◆ **Work task**: Look through the records and copy each line with the string "Walters" in it.

START Source information

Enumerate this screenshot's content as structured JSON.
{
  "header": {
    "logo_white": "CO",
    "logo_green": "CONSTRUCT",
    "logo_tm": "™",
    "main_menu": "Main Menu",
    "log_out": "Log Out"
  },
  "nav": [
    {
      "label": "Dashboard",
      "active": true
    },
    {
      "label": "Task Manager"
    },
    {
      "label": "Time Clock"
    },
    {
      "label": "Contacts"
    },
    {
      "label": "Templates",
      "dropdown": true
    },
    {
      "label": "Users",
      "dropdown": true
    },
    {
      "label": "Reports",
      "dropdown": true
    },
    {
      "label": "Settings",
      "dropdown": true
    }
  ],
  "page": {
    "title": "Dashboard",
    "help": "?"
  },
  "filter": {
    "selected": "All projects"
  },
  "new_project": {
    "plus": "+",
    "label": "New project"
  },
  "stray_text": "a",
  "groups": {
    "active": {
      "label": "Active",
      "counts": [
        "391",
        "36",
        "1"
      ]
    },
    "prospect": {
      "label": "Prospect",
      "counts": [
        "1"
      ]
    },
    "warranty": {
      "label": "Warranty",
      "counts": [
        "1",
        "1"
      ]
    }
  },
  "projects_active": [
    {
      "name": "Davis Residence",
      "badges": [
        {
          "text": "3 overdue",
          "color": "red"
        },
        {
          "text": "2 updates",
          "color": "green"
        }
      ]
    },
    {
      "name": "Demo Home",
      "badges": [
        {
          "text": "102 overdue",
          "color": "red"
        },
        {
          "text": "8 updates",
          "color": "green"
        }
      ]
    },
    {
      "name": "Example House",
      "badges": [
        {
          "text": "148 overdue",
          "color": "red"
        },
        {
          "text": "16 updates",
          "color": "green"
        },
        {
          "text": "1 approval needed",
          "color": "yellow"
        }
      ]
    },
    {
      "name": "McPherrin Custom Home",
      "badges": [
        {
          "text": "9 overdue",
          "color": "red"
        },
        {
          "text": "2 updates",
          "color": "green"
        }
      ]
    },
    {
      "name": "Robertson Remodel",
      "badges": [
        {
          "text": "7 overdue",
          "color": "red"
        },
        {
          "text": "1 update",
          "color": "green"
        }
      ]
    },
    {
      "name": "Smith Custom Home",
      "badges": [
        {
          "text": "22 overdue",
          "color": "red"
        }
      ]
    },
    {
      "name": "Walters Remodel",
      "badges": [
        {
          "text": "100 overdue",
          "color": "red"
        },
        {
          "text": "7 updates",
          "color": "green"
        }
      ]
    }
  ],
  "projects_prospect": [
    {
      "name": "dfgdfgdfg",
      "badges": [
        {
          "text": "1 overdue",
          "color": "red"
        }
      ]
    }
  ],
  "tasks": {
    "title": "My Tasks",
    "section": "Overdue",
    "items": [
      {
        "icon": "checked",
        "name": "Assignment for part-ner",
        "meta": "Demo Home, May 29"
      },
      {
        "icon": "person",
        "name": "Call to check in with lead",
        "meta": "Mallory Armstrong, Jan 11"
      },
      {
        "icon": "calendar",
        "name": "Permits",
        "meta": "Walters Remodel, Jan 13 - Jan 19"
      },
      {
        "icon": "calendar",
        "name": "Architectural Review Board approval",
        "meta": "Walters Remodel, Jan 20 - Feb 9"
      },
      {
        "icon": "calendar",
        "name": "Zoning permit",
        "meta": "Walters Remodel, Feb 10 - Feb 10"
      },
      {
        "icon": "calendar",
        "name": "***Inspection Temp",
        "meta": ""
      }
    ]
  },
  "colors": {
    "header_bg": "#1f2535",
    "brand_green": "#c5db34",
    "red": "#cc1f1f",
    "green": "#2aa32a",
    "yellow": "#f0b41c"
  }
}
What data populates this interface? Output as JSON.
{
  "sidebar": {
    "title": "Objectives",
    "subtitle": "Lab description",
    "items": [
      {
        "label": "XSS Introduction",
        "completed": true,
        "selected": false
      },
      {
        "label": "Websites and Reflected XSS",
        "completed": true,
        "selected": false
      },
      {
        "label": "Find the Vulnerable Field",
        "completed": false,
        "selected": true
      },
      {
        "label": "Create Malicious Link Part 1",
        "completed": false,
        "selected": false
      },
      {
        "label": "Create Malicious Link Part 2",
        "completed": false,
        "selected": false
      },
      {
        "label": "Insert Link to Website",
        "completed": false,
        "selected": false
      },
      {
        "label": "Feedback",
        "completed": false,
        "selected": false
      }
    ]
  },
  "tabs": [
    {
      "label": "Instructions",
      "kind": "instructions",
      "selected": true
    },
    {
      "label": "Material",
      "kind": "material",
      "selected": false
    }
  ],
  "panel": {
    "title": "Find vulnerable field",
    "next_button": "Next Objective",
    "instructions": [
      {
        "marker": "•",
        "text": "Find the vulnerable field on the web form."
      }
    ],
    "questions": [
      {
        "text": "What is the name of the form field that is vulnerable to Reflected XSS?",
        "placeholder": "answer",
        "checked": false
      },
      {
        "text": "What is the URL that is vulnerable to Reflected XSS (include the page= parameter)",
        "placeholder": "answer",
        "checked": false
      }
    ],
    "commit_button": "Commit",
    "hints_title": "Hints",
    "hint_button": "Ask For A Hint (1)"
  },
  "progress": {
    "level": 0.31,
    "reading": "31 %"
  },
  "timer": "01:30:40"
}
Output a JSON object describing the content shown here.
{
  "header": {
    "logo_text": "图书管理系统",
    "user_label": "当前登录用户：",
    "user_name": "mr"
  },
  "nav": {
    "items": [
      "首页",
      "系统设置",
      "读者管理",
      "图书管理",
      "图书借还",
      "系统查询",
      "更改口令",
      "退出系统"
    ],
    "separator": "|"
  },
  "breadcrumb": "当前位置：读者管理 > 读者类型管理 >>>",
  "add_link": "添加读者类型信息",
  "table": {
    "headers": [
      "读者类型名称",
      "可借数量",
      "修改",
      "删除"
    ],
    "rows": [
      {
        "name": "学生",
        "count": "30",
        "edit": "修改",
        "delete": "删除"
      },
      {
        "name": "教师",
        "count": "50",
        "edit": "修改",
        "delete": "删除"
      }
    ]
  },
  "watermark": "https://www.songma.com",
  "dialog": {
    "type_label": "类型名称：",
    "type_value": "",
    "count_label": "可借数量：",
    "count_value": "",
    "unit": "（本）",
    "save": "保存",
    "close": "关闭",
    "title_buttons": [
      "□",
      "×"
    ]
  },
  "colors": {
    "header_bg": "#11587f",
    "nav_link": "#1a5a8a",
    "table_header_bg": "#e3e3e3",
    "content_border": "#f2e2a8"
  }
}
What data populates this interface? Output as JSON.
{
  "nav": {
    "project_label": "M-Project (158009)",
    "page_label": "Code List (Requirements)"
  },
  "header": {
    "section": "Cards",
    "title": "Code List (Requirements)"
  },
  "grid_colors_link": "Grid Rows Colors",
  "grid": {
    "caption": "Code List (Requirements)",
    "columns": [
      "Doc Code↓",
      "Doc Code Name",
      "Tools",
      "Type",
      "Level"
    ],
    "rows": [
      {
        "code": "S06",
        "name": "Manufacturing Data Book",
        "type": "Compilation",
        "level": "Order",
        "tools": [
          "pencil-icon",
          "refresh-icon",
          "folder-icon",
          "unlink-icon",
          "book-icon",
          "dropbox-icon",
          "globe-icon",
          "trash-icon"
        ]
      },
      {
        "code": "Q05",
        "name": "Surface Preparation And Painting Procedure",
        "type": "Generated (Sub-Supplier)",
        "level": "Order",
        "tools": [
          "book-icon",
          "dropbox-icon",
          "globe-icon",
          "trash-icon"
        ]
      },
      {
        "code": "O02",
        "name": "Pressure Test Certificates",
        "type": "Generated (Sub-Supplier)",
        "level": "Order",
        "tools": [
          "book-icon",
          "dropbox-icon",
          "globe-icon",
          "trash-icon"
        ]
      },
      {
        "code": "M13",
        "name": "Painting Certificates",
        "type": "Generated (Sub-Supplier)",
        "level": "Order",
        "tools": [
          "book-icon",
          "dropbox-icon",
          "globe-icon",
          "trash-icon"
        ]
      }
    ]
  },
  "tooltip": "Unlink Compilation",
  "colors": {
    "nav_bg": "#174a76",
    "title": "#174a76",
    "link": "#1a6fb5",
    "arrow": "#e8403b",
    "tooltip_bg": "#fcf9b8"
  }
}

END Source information

◆ **Output below**:
      "name": "Walters Remodel",
        "meta": "Walters Remodel, Jan 13 - Jan 19"
        "meta": "Walters Remodel, Jan 20 - Feb 9"
        "meta": "Walters Remodel, Feb 10 - Feb 10"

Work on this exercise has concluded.